Filter the entries that follow, copying every line in which the word "HelloPython" appears.

Dataset rows for apps and sites:
BEGIN
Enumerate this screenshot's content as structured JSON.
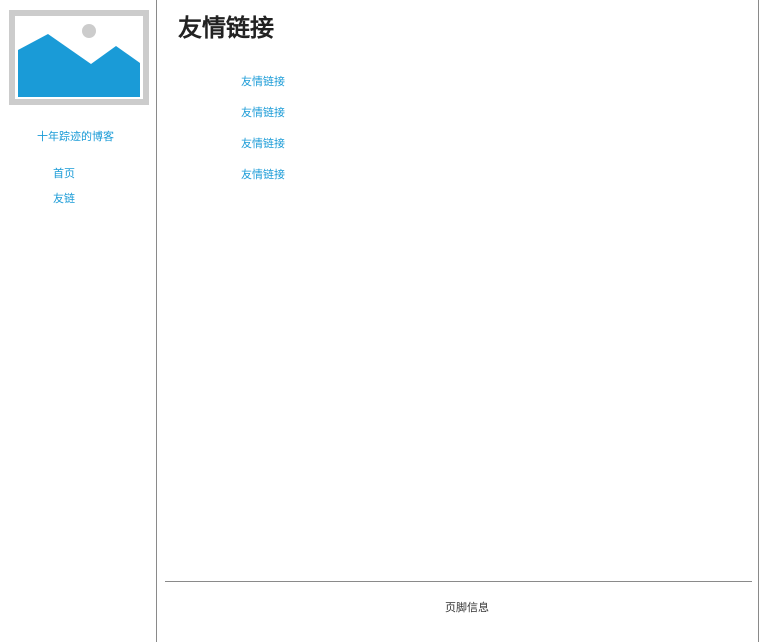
{
  "sidebar": {
    "logo_icon": "image-placeholder-icon",
    "blog_name": "十年踪迹的博客",
    "nav": [
      "首页",
      "友链"
    ]
  },
  "main": {
    "title": "友情链接",
    "links": [
      "友情链接",
      "友情链接",
      "友情链接",
      "友情链接"
    ]
  },
  "footer": {
    "text": "页脚信息"
  },
  "colors": {
    "link": "#1a9bd7",
    "placeholder_fill": "#1a9bd7",
    "placeholder_frame": "#cccccc",
    "border": "#8a8a8a"
  }
}
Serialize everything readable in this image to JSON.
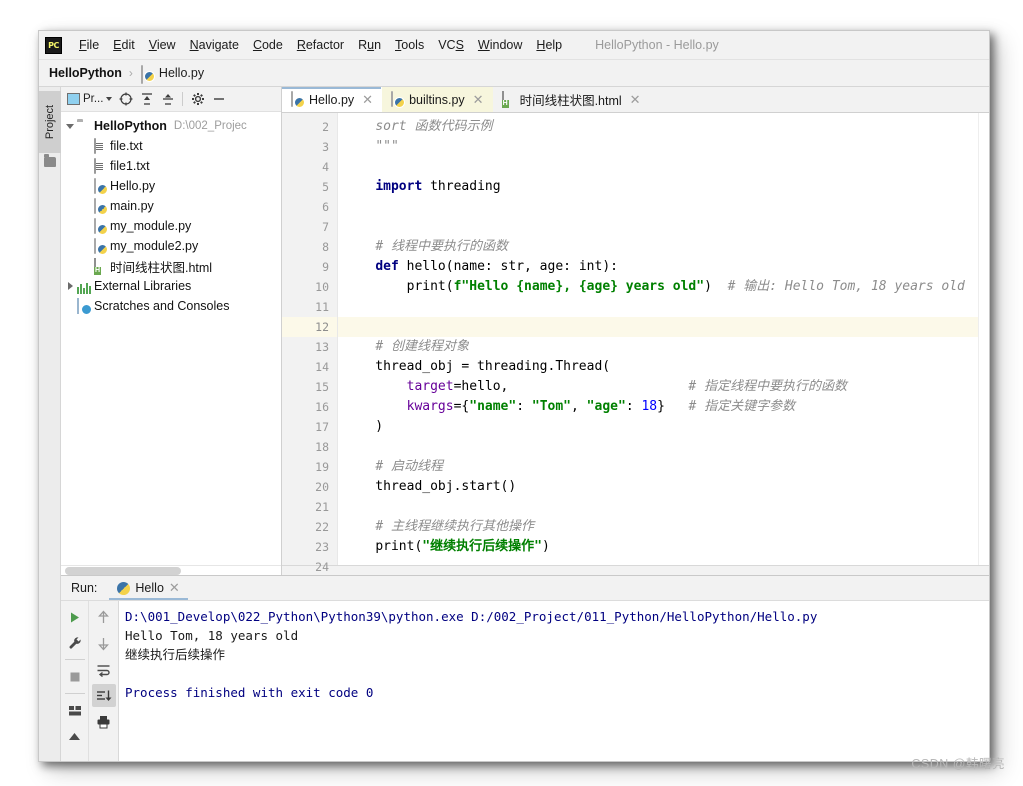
{
  "window": {
    "title": "HelloPython - Hello.py",
    "logo_text": "PC"
  },
  "menubar": {
    "items": [
      {
        "label": "File",
        "mnemonic": "F"
      },
      {
        "label": "Edit",
        "mnemonic": "E"
      },
      {
        "label": "View",
        "mnemonic": "V"
      },
      {
        "label": "Navigate",
        "mnemonic": "N"
      },
      {
        "label": "Code",
        "mnemonic": "C"
      },
      {
        "label": "Refactor",
        "mnemonic": "R"
      },
      {
        "label": "Run",
        "mnemonic": "u"
      },
      {
        "label": "Tools",
        "mnemonic": "T"
      },
      {
        "label": "VCS",
        "mnemonic": "S"
      },
      {
        "label": "Window",
        "mnemonic": "W"
      },
      {
        "label": "Help",
        "mnemonic": "H"
      }
    ]
  },
  "breadcrumb": {
    "project": "HelloPython",
    "separator": "›",
    "file": "Hello.py"
  },
  "toolwindow_strip": {
    "project_tab": "Project"
  },
  "project_panel": {
    "title": "Pr...",
    "tree": [
      {
        "label": "HelloPython",
        "path": "D:\\002_Projec",
        "icon": "folder-icon",
        "indent": 0,
        "expanded": true,
        "bold": true
      },
      {
        "label": "file.txt",
        "path": "",
        "icon": "text-file-icon",
        "indent": 1,
        "expanded": null,
        "bold": false
      },
      {
        "label": "file1.txt",
        "path": "",
        "icon": "text-file-icon",
        "indent": 1,
        "expanded": null,
        "bold": false
      },
      {
        "label": "Hello.py",
        "path": "",
        "icon": "python-file-icon",
        "indent": 1,
        "expanded": null,
        "bold": false
      },
      {
        "label": "main.py",
        "path": "",
        "icon": "python-file-icon",
        "indent": 1,
        "expanded": null,
        "bold": false
      },
      {
        "label": "my_module.py",
        "path": "",
        "icon": "python-file-icon",
        "indent": 1,
        "expanded": null,
        "bold": false
      },
      {
        "label": "my_module2.py",
        "path": "",
        "icon": "python-file-icon",
        "indent": 1,
        "expanded": null,
        "bold": false
      },
      {
        "label": "时间线柱状图.html",
        "path": "",
        "icon": "html-file-icon",
        "indent": 1,
        "expanded": null,
        "bold": false
      },
      {
        "label": "External Libraries",
        "path": "",
        "icon": "library-icon",
        "indent": 0,
        "expanded": false,
        "bold": false
      },
      {
        "label": "Scratches and Consoles",
        "path": "",
        "icon": "scratches-icon",
        "indent": 0,
        "expanded": null,
        "bold": false
      }
    ],
    "toolbar_icons": [
      "target-icon",
      "expand-all-icon",
      "collapse-all-icon",
      "gear-icon",
      "minimize-icon"
    ]
  },
  "editor": {
    "tabs": [
      {
        "label": "Hello.py",
        "icon": "python-file-icon",
        "active": true,
        "highlight": false
      },
      {
        "label": "builtins.py",
        "icon": "python-file-icon",
        "active": false,
        "highlight": true
      },
      {
        "label": "时间线柱状图.html",
        "icon": "html-file-icon",
        "active": false,
        "highlight": false
      }
    ],
    "first_line_number": 2,
    "current_line": 12,
    "lines": [
      {
        "num": 2,
        "fold": "",
        "tokens": [
          {
            "t": "    ",
            "c": "cn"
          },
          {
            "t": "sort 函数代码示例",
            "c": "c"
          }
        ]
      },
      {
        "num": 3,
        "fold": "⊟",
        "tokens": [
          {
            "t": "    ",
            "c": "cn"
          },
          {
            "t": "\"\"\"",
            "c": "c"
          }
        ]
      },
      {
        "num": 4,
        "fold": "",
        "tokens": []
      },
      {
        "num": 5,
        "fold": "",
        "tokens": [
          {
            "t": "    ",
            "c": "cn"
          },
          {
            "t": "import",
            "c": "k"
          },
          {
            "t": " threading",
            "c": "cn"
          }
        ]
      },
      {
        "num": 6,
        "fold": "",
        "tokens": []
      },
      {
        "num": 7,
        "fold": "",
        "tokens": []
      },
      {
        "num": 8,
        "fold": "",
        "tokens": [
          {
            "t": "    ",
            "c": "cn"
          },
          {
            "t": "# 线程中要执行的函数",
            "c": "c"
          }
        ]
      },
      {
        "num": 9,
        "fold": "⊟",
        "tokens": [
          {
            "t": "    ",
            "c": "cn"
          },
          {
            "t": "def",
            "c": "k"
          },
          {
            "t": " hello(name: ",
            "c": "cn"
          },
          {
            "t": "str",
            "c": "cn"
          },
          {
            "t": ", age: ",
            "c": "cn"
          },
          {
            "t": "int",
            "c": "cn"
          },
          {
            "t": "):",
            "c": "cn"
          }
        ]
      },
      {
        "num": 10,
        "fold": "⊟",
        "tokens": [
          {
            "t": "        ",
            "c": "cn"
          },
          {
            "t": "print",
            "c": "cn"
          },
          {
            "t": "(",
            "c": "cn"
          },
          {
            "t": "f\"Hello ",
            "c": "s"
          },
          {
            "t": "{name}",
            "c": "s"
          },
          {
            "t": ", ",
            "c": "s"
          },
          {
            "t": "{age}",
            "c": "s"
          },
          {
            "t": " years old\"",
            "c": "s"
          },
          {
            "t": ")  ",
            "c": "cn"
          },
          {
            "t": "# 输出: Hello Tom, 18 years old",
            "c": "c"
          }
        ]
      },
      {
        "num": 11,
        "fold": "",
        "tokens": []
      },
      {
        "num": 12,
        "fold": "",
        "tokens": []
      },
      {
        "num": 13,
        "fold": "",
        "tokens": [
          {
            "t": "    ",
            "c": "cn"
          },
          {
            "t": "# 创建线程对象",
            "c": "c"
          }
        ]
      },
      {
        "num": 14,
        "fold": "",
        "tokens": [
          {
            "t": "    thread_obj = threading.Thread(",
            "c": "cn"
          }
        ]
      },
      {
        "num": 15,
        "fold": "",
        "tokens": [
          {
            "t": "        ",
            "c": "cn"
          },
          {
            "t": "target",
            "c": "kw"
          },
          {
            "t": "=hello,",
            "c": "cn"
          },
          {
            "t": "                       ",
            "c": "cn"
          },
          {
            "t": "# 指定线程中要执行的函数",
            "c": "c"
          }
        ]
      },
      {
        "num": 16,
        "fold": "",
        "tokens": [
          {
            "t": "        ",
            "c": "cn"
          },
          {
            "t": "kwargs",
            "c": "kw"
          },
          {
            "t": "={",
            "c": "cn"
          },
          {
            "t": "\"name\"",
            "c": "s"
          },
          {
            "t": ": ",
            "c": "cn"
          },
          {
            "t": "\"Tom\"",
            "c": "s"
          },
          {
            "t": ", ",
            "c": "cn"
          },
          {
            "t": "\"age\"",
            "c": "s"
          },
          {
            "t": ": ",
            "c": "cn"
          },
          {
            "t": "18",
            "c": "n"
          },
          {
            "t": "}   ",
            "c": "cn"
          },
          {
            "t": "# 指定关键字参数",
            "c": "c"
          }
        ]
      },
      {
        "num": 17,
        "fold": "",
        "tokens": [
          {
            "t": "    )",
            "c": "cn"
          }
        ]
      },
      {
        "num": 18,
        "fold": "",
        "tokens": []
      },
      {
        "num": 19,
        "fold": "",
        "tokens": [
          {
            "t": "    ",
            "c": "cn"
          },
          {
            "t": "# 启动线程",
            "c": "c"
          }
        ]
      },
      {
        "num": 20,
        "fold": "",
        "tokens": [
          {
            "t": "    thread_obj.start()",
            "c": "cn"
          }
        ]
      },
      {
        "num": 21,
        "fold": "",
        "tokens": []
      },
      {
        "num": 22,
        "fold": "",
        "tokens": [
          {
            "t": "    ",
            "c": "cn"
          },
          {
            "t": "# 主线程继续执行其他操作",
            "c": "c"
          }
        ]
      },
      {
        "num": 23,
        "fold": "",
        "tokens": [
          {
            "t": "    ",
            "c": "cn"
          },
          {
            "t": "print",
            "c": "cn"
          },
          {
            "t": "(",
            "c": "cn"
          },
          {
            "t": "\"继续执行后续操作\"",
            "c": "s"
          },
          {
            "t": ")",
            "c": "cn"
          }
        ]
      },
      {
        "num": 24,
        "fold": "",
        "tokens": []
      }
    ]
  },
  "run_panel": {
    "label": "Run:",
    "tab_label": "Hello",
    "tools_left": [
      "run-icon",
      "wrench-icon",
      "stop-icon",
      "layout-icon",
      "pin-icon"
    ],
    "tools_right": [
      "arrow-up-icon",
      "arrow-down-icon",
      "soft-wrap-icon",
      "scroll-to-end-icon",
      "print-icon"
    ],
    "console": [
      {
        "text": "D:\\001_Develop\\022_Python\\Python39\\python.exe D:/002_Project/011_Python/HelloPython/Hello.py",
        "color": "co-blue"
      },
      {
        "text": "Hello Tom, 18 years old",
        "color": "co-black"
      },
      {
        "text": "继续执行后续操作",
        "color": "co-black"
      },
      {
        "text": "",
        "color": "co-black"
      },
      {
        "text": "Process finished with exit code 0",
        "color": "co-blue"
      }
    ]
  },
  "watermark": {
    "text": "CSDN @韩曙亮"
  },
  "colors": {
    "keyword": "#000080",
    "string": "#008000",
    "number": "#0000ff",
    "comment": "#8c8c8c",
    "kwarg": "#660099",
    "current_line_bg": "#fcf9e9",
    "tab_highlight_bg": "#f7f6dd",
    "tab_underline": "#9ab9d6",
    "panel_bg": "#f2f2f2"
  }
}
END
[EXERCISE ANSWER]:
    "title": "HelloPython - Hello.py",
    "project": "HelloPython",
        "label": "HelloPython",
        "text": "D:\\001_Develop\\022_Python\\Python39\\python.exe D:/002_Project/011_Python/HelloPython/Hello.py",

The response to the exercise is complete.